When your child decides to come out to you, reaffirm that your home is a safe space for them and that you love them no matter what. Thankfully, they already felt safe enough to express themselves, but coming out is still nerve-wracking. Tell them you accept them and are proud of them, even if you're not sure what to say next.
Therapists are always great resources for parents of LGBTQ+ kids and others who want to talk about their journey with a professional. There's no shame in talking to a mental health professional, and it doesn't mean you don't accept your child — it means you're taking the initiative to learn how to support and encourage them in the most helpful way possible. You could reach out to the National Queer & Trans Therapists of Color Network to find experts who can personally understand and assist with both of your experiences.
Many parents freeze up when their child comes out. They aren't sure what to say because they're scared they'll say the wrong thing. You can always learn how to use new phrases or topics while tossing outdated or offensive terminology.
Resources exist solely for parents who don't know how to talk about identity. They'll help you learn how to support your LGBTQ+ child at any age, like Planned Parenthood's educational topics on identity, gender and even personal safety. The organization makes guides specifically for parents who aren't sure how to approach those subjects when their child comes out and grows up.
Even though more people accept the LGBTQ+ community than ever before, there are unfortunately still homophobic individuals who will discriminate and bully people who share the same schools and workplaces. It can make kids feel isolated after coming out, but parents can build a supportive community outside of their home.
Look for events and organizations for parents of LGBTQ+ youth where kids can form diverse friendships. They may occur locally or nationally, depending on where you live. PFLAG is a grassroots organization that organizes chapters for young people looking to form an inclusive community. Their volunteers provide everything from educational programs to advocacy support, so no one feels alone or confused.

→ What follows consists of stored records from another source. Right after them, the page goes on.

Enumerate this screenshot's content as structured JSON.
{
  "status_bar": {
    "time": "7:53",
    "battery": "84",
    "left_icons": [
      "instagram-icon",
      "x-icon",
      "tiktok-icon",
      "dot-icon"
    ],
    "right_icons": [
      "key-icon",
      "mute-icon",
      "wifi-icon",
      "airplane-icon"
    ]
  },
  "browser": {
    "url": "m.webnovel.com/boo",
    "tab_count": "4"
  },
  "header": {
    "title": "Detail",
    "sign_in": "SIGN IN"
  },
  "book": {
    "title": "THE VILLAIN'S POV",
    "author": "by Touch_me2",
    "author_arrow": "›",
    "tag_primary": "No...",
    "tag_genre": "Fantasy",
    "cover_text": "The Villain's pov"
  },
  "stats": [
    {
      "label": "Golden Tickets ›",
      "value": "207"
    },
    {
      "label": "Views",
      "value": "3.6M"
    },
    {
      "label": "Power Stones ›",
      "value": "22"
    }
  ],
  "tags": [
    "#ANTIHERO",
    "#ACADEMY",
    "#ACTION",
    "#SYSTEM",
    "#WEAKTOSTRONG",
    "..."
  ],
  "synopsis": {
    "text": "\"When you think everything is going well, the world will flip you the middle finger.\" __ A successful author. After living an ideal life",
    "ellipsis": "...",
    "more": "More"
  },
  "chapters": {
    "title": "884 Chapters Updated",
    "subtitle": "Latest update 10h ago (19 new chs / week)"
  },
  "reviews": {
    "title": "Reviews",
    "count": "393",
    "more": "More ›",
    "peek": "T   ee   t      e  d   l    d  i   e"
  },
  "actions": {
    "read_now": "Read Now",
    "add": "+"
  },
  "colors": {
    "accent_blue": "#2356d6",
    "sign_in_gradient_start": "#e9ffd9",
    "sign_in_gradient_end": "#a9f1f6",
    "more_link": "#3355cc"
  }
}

If your child is in college and just came out, they can seek inclusive on-campus resources so they feel supported even when you can't be with them. They'll discover people who share their lived experiences and develop robust relationships that last well beyond their graduation date.
You likely also worry about your child's well-being as an LGBTQ+ individual. Health care providers aren't always identity-affirming and inclusive, especially if you live in certain regions of the country.
Visit the Gay and Lesbian Medical Association's (GLMA) website to access a comprehensive directory of doctors who have welcoming offices for people with all identities. They'll understand your child's unique health concerns and provide care without any judgment.
Anti-discrimination laws come out all the time, but how do they protect your child? Supporting your family also means knowing their rights. The American Civil Liberties Union (ACLU) gives a brief overview of the things that come up most often. You'll find answers to questions like:
Bigotry shouldn't keep anyone from living the life they want. Read about your child's legal protections to learn when they're guaranteed their rights and what issues you can take to the court system to protect them if necessary.
When your child comes out, it should be a time of celebration. Remind them they're loved and safe, and then do your part to learn how to help them. These tips will make your lives much more fulfilling by introducing new friends and experts who can assist with whatever you need.